A few steps across that turf covered balance beam and I felt confident. I knew in my head that I had made a commitment and no matter how, I would cross that fallen tree trunk and prove to Karl, the kids, and myself that victory is for those who face their fears. While it wasn’t a pretty site to see me slowly put one foot in front of the other, I managed to make headway over the ravine and without looking down at the brook beneath, knew that I was almost to the other side.
When I reached the last eighth of the way, the bark had, in what I imagine was adolescent angst, split off from its parent trunk and remained only loosely attached. When I put my right foot down in that particular spot, the sole of my tennis shoes slipped off the bark and caused me immediate panic and instability. I gingerly found a spot for my foot to rest more securely and paused long enough to calculate my next move. I only had a few feet left to traverse before I would be on solid ground, but the question was how would I get there? I could have probably run, slipped and nearly slid to the other side. But instead, I chose to hunker down and get on all fours, grip the trunk with feet, knees and hands in order to guarantee my safety. As if I was being hunted by a bear and couldn’t make the slightest motion or sound I slowly bent over, crouched down and dug my fingers into the soft green moss for a grip that would ensure my safety. Behind me I heard cackles and giggles from Lucy and Peter who were extremely amused to see their grown mother act as if she were being hunted by a bear, knowing full well that she was not. Later, they would mimic my overly cautious stance by bending over, and moving to the ground at the pace of a chameleon. Once I was on all fours and felt more secure, I shuffled the rest of the way, broke through a large spider web and found myself solidly on the other side, jumping up and down with exquisite self-amusement, proud of myself and full of that terrifyingly awesome feeling in my belly.

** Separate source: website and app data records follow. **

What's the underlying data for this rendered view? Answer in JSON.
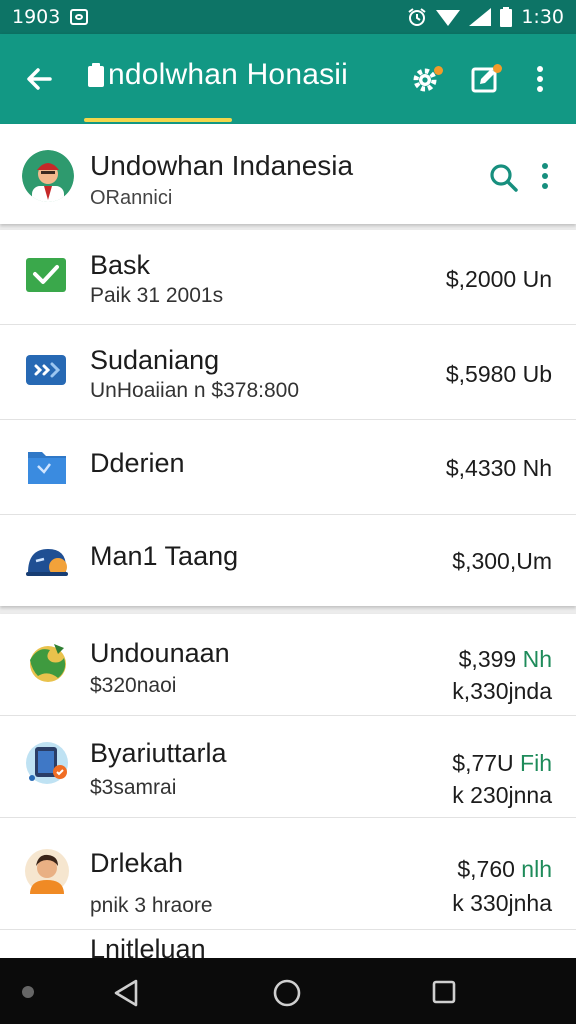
{
  "status": {
    "time": "1:30",
    "left_text": "1903"
  },
  "app_bar": {
    "title": "​ndolwhan Honasii"
  },
  "account": {
    "name": "Undowhan Indanesia",
    "sub": "ORannici"
  },
  "group1": [
    {
      "name": "Bask",
      "sub": "Paik 31 2001s",
      "amount": "$,2000 Un",
      "icon": "check-icon"
    },
    {
      "name": "Sudaniang",
      "sub": "UnHoaiian n $378:800",
      "amount": "$,5980 Ub",
      "icon": "transfer-icon"
    },
    {
      "name": "Dderien",
      "sub": "",
      "amount": "$,4330 Nh",
      "icon": "folder-icon"
    },
    {
      "name": "Man1 Taang",
      "sub": "",
      "amount": "$,300,Um",
      "icon": "helmet-icon"
    }
  ],
  "group2": [
    {
      "name": "Undounaan",
      "sub": "$320naoi",
      "amount_main": "$,399",
      "amount_unit": "Nh",
      "amount_sub": "k,330jnda",
      "icon": "map-icon"
    },
    {
      "name": "Byariuttarla",
      "sub": "$3samrai",
      "amount_main": "$,77U",
      "amount_unit": "Fih",
      "amount_sub": "k 230jnna",
      "icon": "tablet-icon"
    },
    {
      "name": "Drlekah",
      "sub": "pnik 3 hraore",
      "amount_main": "$,760",
      "amount_unit": "nlh",
      "amount_sub": "k 330jnha",
      "icon": "person-icon"
    },
    {
      "name": "Lnitleluan",
      "sub": "",
      "amount_main": "",
      "amount_unit": "",
      "amount_sub": "",
      "icon": "folder-icon"
    }
  ],
  "colors": {
    "primary": "#129884",
    "status_bar": "#0d7466",
    "accent": "#1e8b5a",
    "underline": "#f2d64b"
  }
}
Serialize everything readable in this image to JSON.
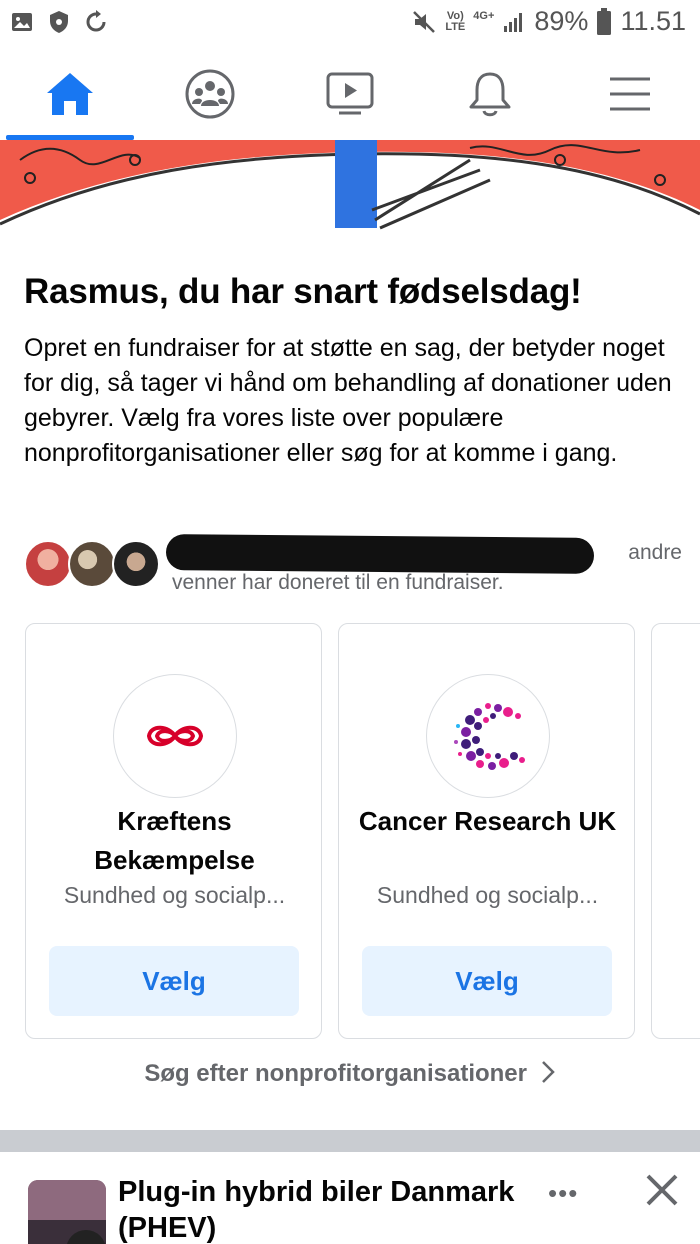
{
  "status_bar": {
    "network_top": "Vo)",
    "network_bottom": "LTE",
    "signal_type": "4G+",
    "battery": "89%",
    "time": "11.51"
  },
  "nav": {
    "items": [
      "home-icon",
      "groups-icon",
      "watch-icon",
      "notifications-icon",
      "menu-icon"
    ],
    "active": "home",
    "accent": "#1877f2"
  },
  "birthday": {
    "title": "Rasmus, du har snart fødselsdag!",
    "description": "Opret en fundraiser for at støtte en sag, der betyder noget for dig, så tager vi hånd om behandling af donationer uden gebyrer. Vælg fra vores liste over populære nonprofitorganisationer eller søg for at komme i gang.",
    "friends_text_suffix": "andre",
    "friends_text_line2": "venner har doneret til en fundraiser."
  },
  "orgs": [
    {
      "name": "Kræftens Bekæmpelse",
      "category": "Sundhed og socialp...",
      "button": "Vælg"
    },
    {
      "name": "Cancer Research UK",
      "category": "Sundhed og socialp...",
      "button": "Vælg"
    }
  ],
  "search_link": "Søg efter nonprofitorganisationer",
  "suggested_group": {
    "name": "Plug-in hybrid biler Danmark (PHEV)",
    "more_label": "•••"
  },
  "colors": {
    "brand_blue": "#1877f2",
    "button_bg": "#e7f3ff",
    "secondary_text": "#65676b",
    "kb_red": "#d7002a"
  }
}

I ran down the other side of the ravine, crossed the water and hiked backed up to where Karl and the kids were waiting. Lucy and Peter were jazzed and ready to go themselves. And while I had just accomplished what I felt to be a grand fete, I wasn’t so sure I wanted them to do the same. I looked over and saw Karl’s cautious face and asked him to step aside and have a conversation with me. He and I went back and forth over what would be best for the kids. He pointed out just how scared I had been and the slow motion hunkering down that happened at the end proved that it wasn’t exactly a walk in the park. I agreed, the task was hard for me, sure, but I still did it. I actually thought that maybe the kids should just try, get scared, return and thus elevate my status as a brave and daring mother goddess; one whom they should respect and listen to more often.
Karl and I were torn. Of course, we would never want any harm to come to our children. But I also don’t want to spare them some of the exhilaration and excitement that can come when you don’t let your fears silence, petrify and numb you like they have often done to me. So, we brainstormed some more (actually, argued quite a bit) until we stumbled on the idea that Karl is so tall that he could walk underneath the trunk and be there to catch them if they were to fall. While he didn’t want to get muddy and wet, he would rather be safe than sorry, so with that, he agreed to let them do it. Lucy and Peter heard the news and were thrilled, fighting over who got to go first.
And wouldn’t you know it, something that proved awkward and difficult for me, was like a game of hopscotch to them. They both took to the trunk and walked straight across never once stopping, looking down or back or cowering in their fear. They traversed that thing as if it were a grocery store parking lot curb. It was fascinating, humbling, exhilarating, and awesome to watch. Full commitment. Full success. And what was more…their sincerest pleasure was poking fun of me the rest of the day for making it look so difficult.